- Data shown
--- START ---

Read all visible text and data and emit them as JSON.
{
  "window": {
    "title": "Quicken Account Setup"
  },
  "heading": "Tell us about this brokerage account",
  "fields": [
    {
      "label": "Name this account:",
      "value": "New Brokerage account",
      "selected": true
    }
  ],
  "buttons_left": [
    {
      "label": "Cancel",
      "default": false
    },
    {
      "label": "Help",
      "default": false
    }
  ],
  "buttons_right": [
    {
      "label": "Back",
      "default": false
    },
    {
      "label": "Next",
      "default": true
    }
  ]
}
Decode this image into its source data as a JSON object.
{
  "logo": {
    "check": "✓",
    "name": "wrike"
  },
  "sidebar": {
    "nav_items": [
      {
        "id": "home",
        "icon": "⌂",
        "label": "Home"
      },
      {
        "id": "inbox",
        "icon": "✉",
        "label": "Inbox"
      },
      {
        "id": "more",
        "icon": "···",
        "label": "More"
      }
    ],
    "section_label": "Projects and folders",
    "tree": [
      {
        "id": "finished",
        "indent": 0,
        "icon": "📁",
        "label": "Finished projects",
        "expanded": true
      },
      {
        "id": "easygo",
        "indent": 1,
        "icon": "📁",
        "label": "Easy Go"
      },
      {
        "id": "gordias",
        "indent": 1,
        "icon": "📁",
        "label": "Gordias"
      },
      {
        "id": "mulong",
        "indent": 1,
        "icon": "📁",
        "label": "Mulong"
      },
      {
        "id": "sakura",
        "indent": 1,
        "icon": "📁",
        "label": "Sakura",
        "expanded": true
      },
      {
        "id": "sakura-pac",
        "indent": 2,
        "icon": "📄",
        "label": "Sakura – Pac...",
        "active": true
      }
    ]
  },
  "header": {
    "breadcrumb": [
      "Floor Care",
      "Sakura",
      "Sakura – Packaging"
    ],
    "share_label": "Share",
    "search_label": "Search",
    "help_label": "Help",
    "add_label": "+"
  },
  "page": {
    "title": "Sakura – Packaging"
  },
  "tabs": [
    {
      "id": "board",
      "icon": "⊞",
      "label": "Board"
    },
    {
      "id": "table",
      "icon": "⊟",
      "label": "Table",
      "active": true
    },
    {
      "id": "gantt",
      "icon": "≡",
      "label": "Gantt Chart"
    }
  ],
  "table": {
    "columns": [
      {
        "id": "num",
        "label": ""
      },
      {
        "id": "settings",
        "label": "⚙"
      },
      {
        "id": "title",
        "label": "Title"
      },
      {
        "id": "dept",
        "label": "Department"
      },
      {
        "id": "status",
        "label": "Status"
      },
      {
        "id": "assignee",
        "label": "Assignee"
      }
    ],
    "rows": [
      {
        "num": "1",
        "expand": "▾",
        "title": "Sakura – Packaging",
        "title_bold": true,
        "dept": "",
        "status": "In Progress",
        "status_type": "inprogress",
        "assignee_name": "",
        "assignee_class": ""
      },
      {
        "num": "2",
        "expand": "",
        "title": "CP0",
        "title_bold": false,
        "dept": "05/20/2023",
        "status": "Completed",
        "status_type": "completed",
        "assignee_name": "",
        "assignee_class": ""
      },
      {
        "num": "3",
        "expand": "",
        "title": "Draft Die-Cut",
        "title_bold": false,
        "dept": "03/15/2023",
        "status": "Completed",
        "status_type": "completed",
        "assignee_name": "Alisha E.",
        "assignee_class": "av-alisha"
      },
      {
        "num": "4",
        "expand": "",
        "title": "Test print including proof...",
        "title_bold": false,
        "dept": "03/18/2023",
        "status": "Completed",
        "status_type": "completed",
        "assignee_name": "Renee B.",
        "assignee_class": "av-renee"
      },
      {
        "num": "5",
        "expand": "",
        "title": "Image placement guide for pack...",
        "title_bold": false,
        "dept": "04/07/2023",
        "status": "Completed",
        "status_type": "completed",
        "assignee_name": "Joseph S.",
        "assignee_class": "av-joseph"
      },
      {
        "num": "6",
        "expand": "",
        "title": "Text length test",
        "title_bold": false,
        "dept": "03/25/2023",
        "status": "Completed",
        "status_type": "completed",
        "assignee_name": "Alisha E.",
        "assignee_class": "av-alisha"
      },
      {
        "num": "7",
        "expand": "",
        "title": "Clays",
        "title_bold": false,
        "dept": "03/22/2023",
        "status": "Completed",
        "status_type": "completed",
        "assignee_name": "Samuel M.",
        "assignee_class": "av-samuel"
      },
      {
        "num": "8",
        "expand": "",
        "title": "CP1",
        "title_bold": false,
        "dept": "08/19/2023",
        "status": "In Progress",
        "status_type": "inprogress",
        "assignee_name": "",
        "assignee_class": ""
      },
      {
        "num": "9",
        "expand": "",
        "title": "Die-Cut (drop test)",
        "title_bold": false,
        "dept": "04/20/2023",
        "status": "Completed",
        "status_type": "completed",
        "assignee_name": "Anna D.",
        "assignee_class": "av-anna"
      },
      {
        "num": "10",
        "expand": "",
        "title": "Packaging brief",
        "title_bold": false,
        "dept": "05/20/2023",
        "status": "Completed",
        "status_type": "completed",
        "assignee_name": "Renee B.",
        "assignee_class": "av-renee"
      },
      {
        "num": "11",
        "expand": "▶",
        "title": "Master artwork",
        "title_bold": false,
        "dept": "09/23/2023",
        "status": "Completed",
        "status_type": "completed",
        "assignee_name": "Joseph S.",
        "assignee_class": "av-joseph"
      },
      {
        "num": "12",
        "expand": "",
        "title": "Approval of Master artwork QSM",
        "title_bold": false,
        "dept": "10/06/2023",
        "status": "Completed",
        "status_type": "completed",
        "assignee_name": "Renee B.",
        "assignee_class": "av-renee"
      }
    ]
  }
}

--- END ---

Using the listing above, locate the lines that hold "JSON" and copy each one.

- Response area
Read all visible text and data and emit them as JSON.
Decode this image into its source data as a JSON object.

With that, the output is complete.